But that still is not enough. From my own experience I would suggest there is not such thing as generic business of the type assumed to exist by economists, and implicit in the generality of Robert’s question. That type of business, in which profits are maximised for the benefit of shareholders at the expense of all other objectives is a wholly irrational enterprise for a great many reasons too lengthy to consider here. But it has a parody in the activity of those who seek to accumulate wealth (defined in a monetary form or related to the exercise of power) with little or no consideration of the business activity engaged in to create such accumulation. In contrast, there are businesses which seek to create what I consider to be ‘value’ which are the type I have always sought to work with.
By this I mean that these businesses are run on a basis that recognises that value is created in the process of exchange, and persistent value is created when the resources dedicated to the exchange are intended to increase the well-being of all involved in it. This is not idealistic thinking. Intention does not, for a start, guarantee success but the characteristic is best expressed by those who pursue a business activity because of the passion they have for that activity in itself. I have known countless business people who would undertake their trade if only they could without all the paraphernalia of business because they really do believe it is what they are meant to do. That passion used to be (but as far as I can see does now rarely) pervade our largest businesses. It is still extraordinarily widespread in the smaller business community. It is a trait ignored by economists: the term ‘social entrepreneur’ has been created for it to describe a similar motive when used in the not for profit sector.
By deliberately choosing to work for these businesses (whenever it has been possible) I have seen that they can work. They do not profit maximise. They seek to provide value to those they deal with. They do, of course, consider cash flow and might be very efficient managers of resources in this respect. That is because they wish to perpetuate their activities and know this will not happen if they do not carefully manage their working capital. They will focus reporting on issues of quality and service; they grow by recommendation. They create enormous value, and sometimes considerable riches for their owners (some of whom will seek to share it). But few will have actively sought those riches as their primary motive for engaging in the activity in which they are engaged.
I make that last point deliberately. My experience of those who have sought to create riches (as measured in cash) is that they were always best avoided. They either exploit everyone (including their accountant) ruthlessly and as a result are poor clients to deal with, or they simply go bust as their businesses lack meaning and focus. I saw rather a lot of this type of business before disengaging with that type of activity.
The point though is this. The source of the riches will seriously influence the choice made as to tax payment. The person who has exploited on the way to accumulating their cash will wish to retain it any cost. The person who has never anticipated riches may well manage their cash badly, and their taxes likewise. But the person who has accumulated wealth because of the supply of value will almost certainly (from my experience) pay their taxes, and will seek to do little to avoid them. There are two reasons why they will do that, and both are rational.

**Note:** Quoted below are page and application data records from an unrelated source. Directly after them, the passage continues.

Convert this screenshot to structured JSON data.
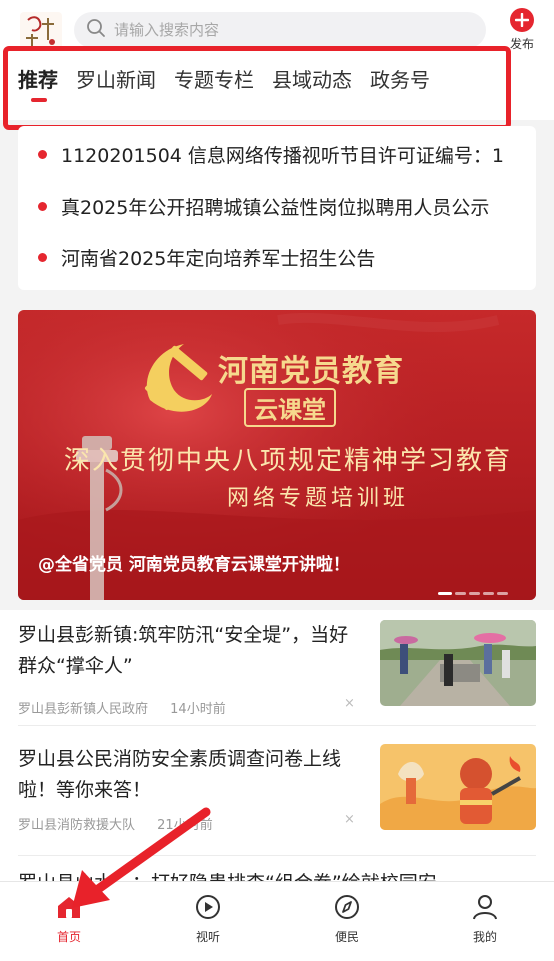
{
  "header": {
    "search_placeholder": "请输入搜索内容",
    "publish_label": "发布"
  },
  "tabs": [
    {
      "label": "推荐",
      "active": true
    },
    {
      "label": "罗山新闻",
      "active": false
    },
    {
      "label": "专题专栏",
      "active": false
    },
    {
      "label": "县域动态",
      "active": false
    },
    {
      "label": "政务号",
      "active": false
    }
  ],
  "notices": [
    "1120201504  信息网络传播视听节目许可证编号：1",
    "真2025年公开招聘城镇公益性岗位拟聘用人员公示",
    "河南省2025年定向培养军士招生公告"
  ],
  "banner": {
    "title": "河南党员教育",
    "subtitle": "云课堂",
    "line1": "深入贯彻中央八项规定精神学习教育",
    "line2": "网络专题培训班",
    "caption": "@全省党员 河南党员教育云课堂开讲啦！",
    "slide_count": 5,
    "active_slide": 1
  },
  "articles": [
    {
      "title": "罗山县彭新镇:筑牢防汛“安全堤”，当好群众“撑伞人”",
      "source": "罗山县彭新镇人民政府",
      "time": "14小时前",
      "close": "×",
      "thumb_icon": "flood-inspection-photo"
    },
    {
      "title": "罗山县公民消防安全素质调查问卷上线啦！等你来答！",
      "source": "罗山县消防救援大队",
      "time": "21小时前",
      "close": "×",
      "thumb_icon": "firefighter-illustration"
    },
    {
      "title": "罗山县山水…：打好隐患排查“组合拳”绘就校园安",
      "source": "",
      "time": "",
      "close": "",
      "thumb_icon": ""
    }
  ],
  "bottom_nav": [
    {
      "label": "首页",
      "icon": "home-icon",
      "active": true
    },
    {
      "label": "视听",
      "icon": "play-icon",
      "active": false
    },
    {
      "label": "便民",
      "icon": "compass-icon",
      "active": false
    },
    {
      "label": "我的",
      "icon": "user-icon",
      "active": false
    }
  ],
  "colors": {
    "accent": "#e5262f",
    "highlight_box": "#e8222a",
    "banner_red": "#b41e22",
    "banner_gold": "#f6d98e"
  }
}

It is entirely rational for them to wish to pay tax. They recognise the value created in exchange and so place a value on the supply of services by government. Tax is an exchange of and for value. They accept that and do not seek to avoid it, whilst not seeking to pay more than is their due. Secondly they pay because they recognise that there is a greater return to be made on effort by participating in the positive activities with which they are engaged i.e. in advancing their business. Tax avoidance is very often the pursuit of the failed entrepreneur who actually has no clue about how to make money and can therefore only seek to save it.

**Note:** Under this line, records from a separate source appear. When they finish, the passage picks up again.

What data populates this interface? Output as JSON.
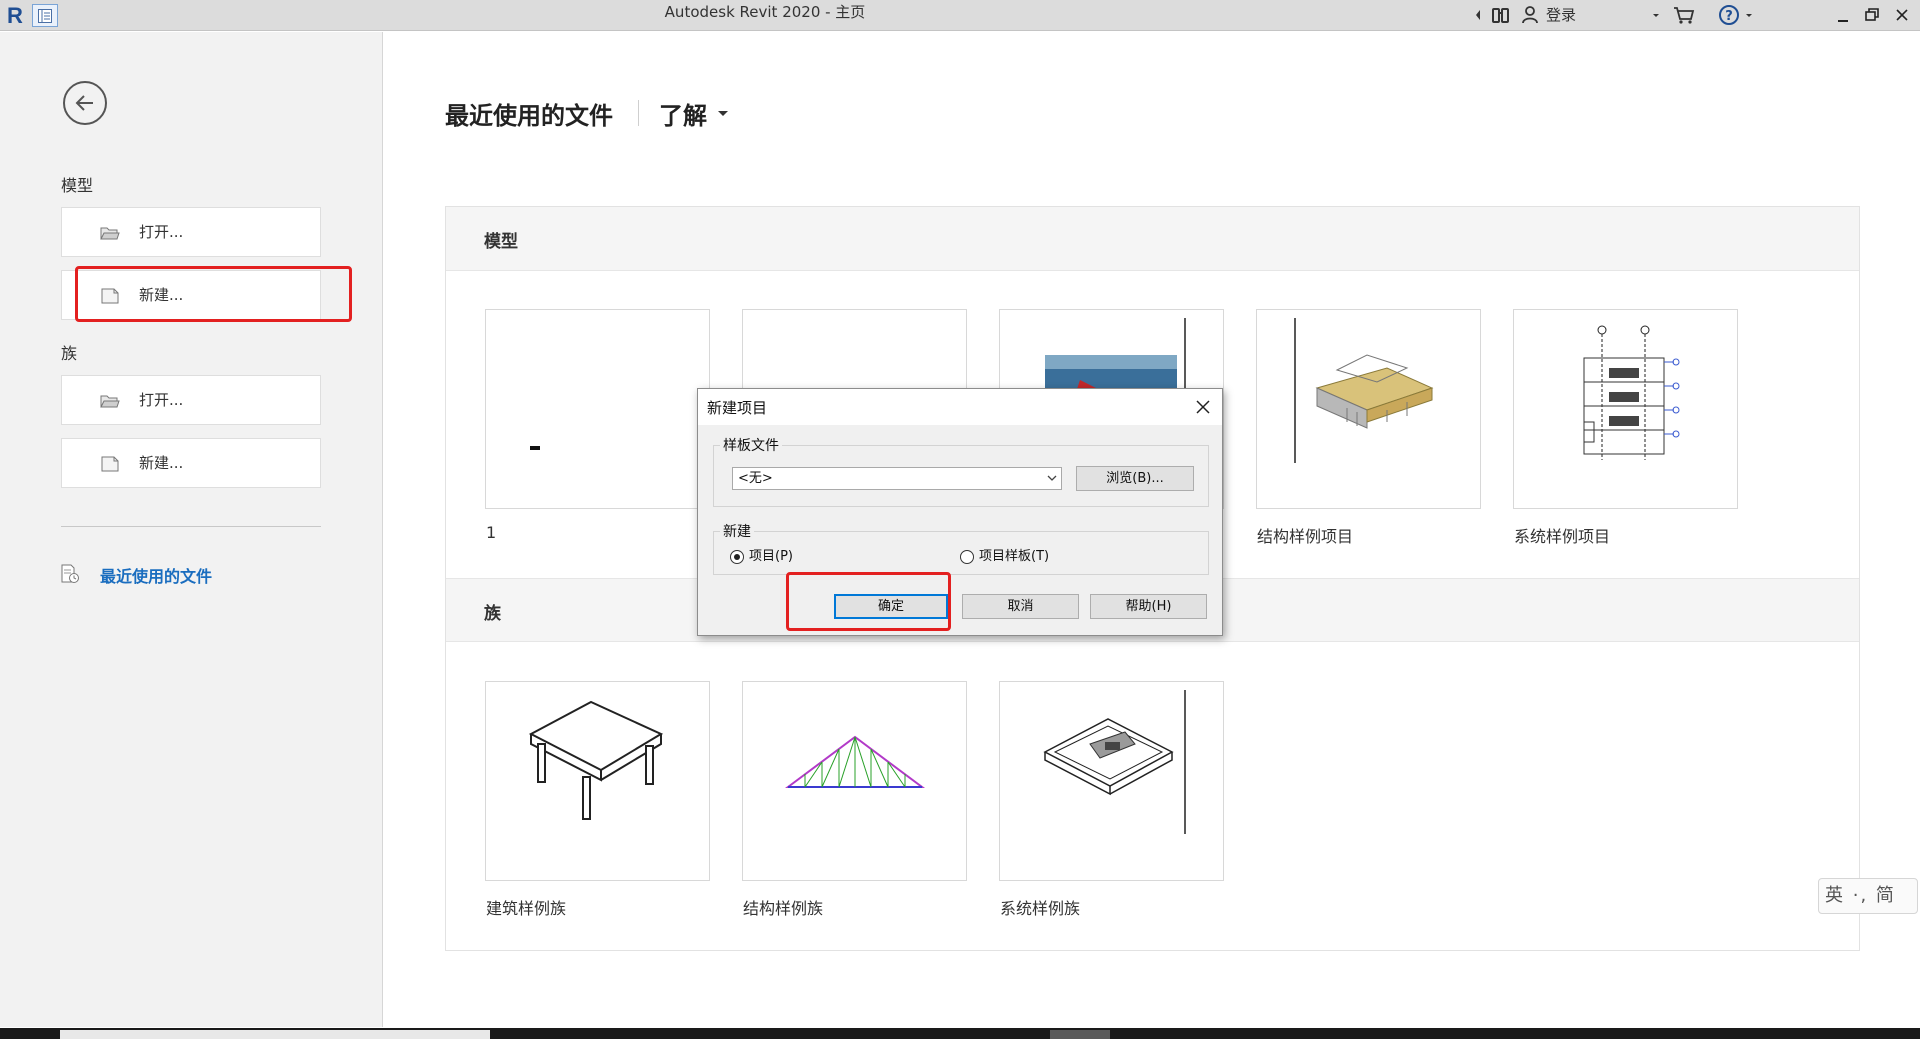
{
  "window": {
    "title": "Autodesk Revit 2020 - 主页",
    "login_label": "登录"
  },
  "sidebar": {
    "model_section": "模型",
    "model_open": "打开...",
    "model_new": "新建...",
    "family_section": "族",
    "family_open": "打开...",
    "family_new": "新建...",
    "recent_files": "最近使用的文件"
  },
  "main": {
    "title": "最近使用的文件",
    "learn_tab": "了解",
    "models_header": "模型",
    "families_header": "族",
    "models": [
      {
        "label": "1",
        "icon": "blank-thumb"
      },
      {
        "label": "",
        "icon": "blank-thumb"
      },
      {
        "label": "",
        "icon": "render-thumb"
      },
      {
        "label": "结构样例项目",
        "icon": "structure-thumb"
      },
      {
        "label": "系统样例项目",
        "icon": "systems-thumb"
      }
    ],
    "families": [
      {
        "label": "建筑样例族",
        "icon": "table-thumb"
      },
      {
        "label": "结构样例族",
        "icon": "truss-thumb"
      },
      {
        "label": "系统样例族",
        "icon": "fixture-thumb"
      }
    ]
  },
  "dialog": {
    "title": "新建项目",
    "template_group": "样板文件",
    "template_value": "<无>",
    "browse_button": "浏览(B)...",
    "new_group": "新建",
    "radio_project": "项目(P)",
    "radio_template": "项目样板(T)",
    "selected": "project",
    "ok": "确定",
    "cancel": "取消",
    "help": "帮助(H)"
  },
  "ime": {
    "label": "英 ·, 简"
  },
  "colors": {
    "highlight_red": "#e32020",
    "link_blue": "#1a6dbf",
    "default_button_border": "#0078d7"
  }
}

So what would I do? I ran a quite large accountancy practice where we never sought to minimise client’s tax bills through anything that approached creative tax planning, whilst remaining quite well aware of what it was. We made clear that was our intent. We focused on helping clients create value (as I’ve defined it here) by undertaking worthwhile business activities as indicated by willing clients paying fees for goods and services supplied. It worked. My firm had 800 clients when my partners and I sold it 15 years after I first started the practice. And yes, we did seek to do our best for our staff at that time. I have paid tax on that basis myself.

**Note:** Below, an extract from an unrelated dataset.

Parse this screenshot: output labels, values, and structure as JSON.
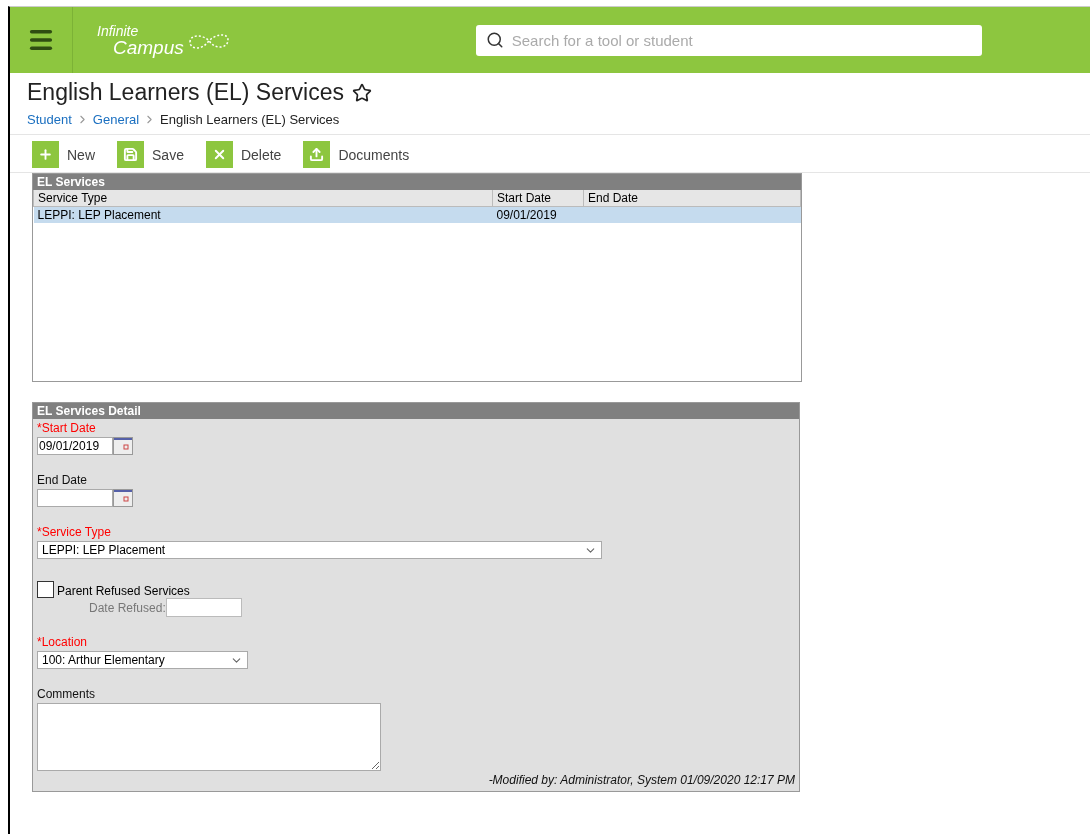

My point? Simply this. Please do not assume homogeneity in business. Some will behave as so called rational economists suggests likely. In my experience most of these will fail in due course, or will at the least maintain ownership of their enterprise for only a limited period before selling it, exploitatively. I see little real value in that. But other models do exist. We should be looking at those as well, even if our society does not promote them as it should.